Republican House leaders fast-track Lamborn bill to defund NPR
Colorado-Springs Republican Doug Lamborn has led the charge for two years to ban federal funding for National Public Radio programming. His bill has gained traction among Republican House leaders just as a conservative dirty-tricks media campaign waged against the public broadcaster has made news. Majority Leader Eric Cantor, looking to strike while the iron is hot, fast-tracked the bill, lining up a vote for today. The bill cuts no money from the federal budget.
“Taxpayers should not be on the hook for something that is widely available in the private market,” Lamborn said in a statement. “I wish only the best for NPR. Like many Americans, I enjoy much of their programming.”
Last year, Lamborn was less guarded about his motivations in writing the bill. He seized on the controversy over NPR’s firing of Juan Williams to rally conservatives who believe public broadcasting is liberal and biased.
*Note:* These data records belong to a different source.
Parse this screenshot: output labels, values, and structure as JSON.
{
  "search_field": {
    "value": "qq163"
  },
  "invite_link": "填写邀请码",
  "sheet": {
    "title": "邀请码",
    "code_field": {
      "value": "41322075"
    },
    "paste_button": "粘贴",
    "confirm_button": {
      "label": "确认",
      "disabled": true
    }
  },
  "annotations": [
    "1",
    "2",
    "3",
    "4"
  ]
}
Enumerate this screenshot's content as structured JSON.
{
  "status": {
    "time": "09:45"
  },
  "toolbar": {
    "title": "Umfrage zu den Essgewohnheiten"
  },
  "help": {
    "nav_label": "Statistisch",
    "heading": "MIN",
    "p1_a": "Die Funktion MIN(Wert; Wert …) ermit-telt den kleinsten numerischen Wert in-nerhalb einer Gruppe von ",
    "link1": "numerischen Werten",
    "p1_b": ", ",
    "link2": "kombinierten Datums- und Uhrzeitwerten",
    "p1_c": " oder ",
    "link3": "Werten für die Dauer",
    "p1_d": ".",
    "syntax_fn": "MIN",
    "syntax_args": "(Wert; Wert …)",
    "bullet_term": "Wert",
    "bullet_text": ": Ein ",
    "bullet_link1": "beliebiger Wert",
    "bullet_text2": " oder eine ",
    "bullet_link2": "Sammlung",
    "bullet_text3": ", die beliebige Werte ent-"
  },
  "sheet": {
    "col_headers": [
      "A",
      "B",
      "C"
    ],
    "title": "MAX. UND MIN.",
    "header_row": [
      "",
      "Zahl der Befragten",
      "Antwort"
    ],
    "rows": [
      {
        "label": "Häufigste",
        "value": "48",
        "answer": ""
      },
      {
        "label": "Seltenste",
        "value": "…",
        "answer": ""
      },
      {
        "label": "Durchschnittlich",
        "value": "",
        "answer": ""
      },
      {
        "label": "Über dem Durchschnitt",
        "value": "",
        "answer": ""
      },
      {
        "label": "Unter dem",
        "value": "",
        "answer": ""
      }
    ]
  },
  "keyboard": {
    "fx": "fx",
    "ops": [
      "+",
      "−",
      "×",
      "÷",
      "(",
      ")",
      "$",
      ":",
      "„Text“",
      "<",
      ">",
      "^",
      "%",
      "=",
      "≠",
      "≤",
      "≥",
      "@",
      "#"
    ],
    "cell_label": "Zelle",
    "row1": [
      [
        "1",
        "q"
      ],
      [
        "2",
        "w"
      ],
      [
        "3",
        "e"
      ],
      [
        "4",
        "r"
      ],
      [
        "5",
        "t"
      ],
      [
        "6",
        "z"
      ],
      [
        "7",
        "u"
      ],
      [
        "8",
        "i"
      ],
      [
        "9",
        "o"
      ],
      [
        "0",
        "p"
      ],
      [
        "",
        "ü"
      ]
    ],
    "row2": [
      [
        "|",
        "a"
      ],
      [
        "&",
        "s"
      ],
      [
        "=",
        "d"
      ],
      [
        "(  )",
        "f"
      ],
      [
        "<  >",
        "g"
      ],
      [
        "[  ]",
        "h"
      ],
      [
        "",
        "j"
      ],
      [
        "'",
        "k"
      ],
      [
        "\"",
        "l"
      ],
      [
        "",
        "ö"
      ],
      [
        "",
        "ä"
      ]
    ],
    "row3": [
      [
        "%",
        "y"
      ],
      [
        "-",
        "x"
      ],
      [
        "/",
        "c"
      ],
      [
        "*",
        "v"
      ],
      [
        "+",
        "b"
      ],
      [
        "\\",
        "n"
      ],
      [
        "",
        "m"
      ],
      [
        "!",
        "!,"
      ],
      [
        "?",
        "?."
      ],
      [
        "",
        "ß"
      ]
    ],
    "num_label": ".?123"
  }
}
Lamborn appeared on the FOX network several times to make his case.
“You may have heard about the recent firing of NPR News Analyst Juan Williams and the $1.8 million donation by liberal activist George Soros to hire 100 NPR reporters,” Lamborn wrote to supporters at the time. “These two actions make it clear that public broadcasting is a friend and protector of liberal issues and political correctness, at the expense of free speech and balanced news reporting.”
Last week, top NPR fundraiser Ron Schiller resigned after conservative politics dirty trickster James O’Keefe released a hidden-camera video of Schiller making disparaging remarks about the Republican Party and the Tea Party. Like past O’Keefe product, the video was dubiously edited for effect. FOX News host Glenn Beck and others compared the video against raw footage and found it fundamentally altered and misleading.
The irony in the fact that conservative lawmakers like Lamborn are leaning on discredited overtly political media work produced by O’Keefe to bolster their claims that NPR is biased has thinned their case at all but the most conservative news outlets and in the right blogosphere. O’Keefe has been warned repeatedly by judges that his wiretapping activities have been illegal. He plead guilty to breaking into Democratic Louisiana Sen. Mary Landrieu’s office last year to produce one of his hit-videos. His videos on ACORN, which conservative lawmakers seized upon to defund the low-income housing and voter registration organization, have been discredited. Judges ruled in cases across the states that ACORN did nothing illegal.
NPR fans and most Democrats in Congress support NPR tax-payer funding, calling the organization a valuable resource in the increasingly polarized and corporate media news environment.
The Wall Street Journal reports that Lamborn’s legislation “prohibits NPR and its local affiliates from using federal dollars to produce programming or purchase content from other member stations. Affiliate stations could only use taxpayer money for administrative costs, under the bill.” None of that cuts into federal spending.
NPR received $430 million in federal funding this year. Its stations receive roughly 10 percent of funding from tax dollars. Donations fund the rest of the NPR budget and those are hard to come by in large rural parts of the country.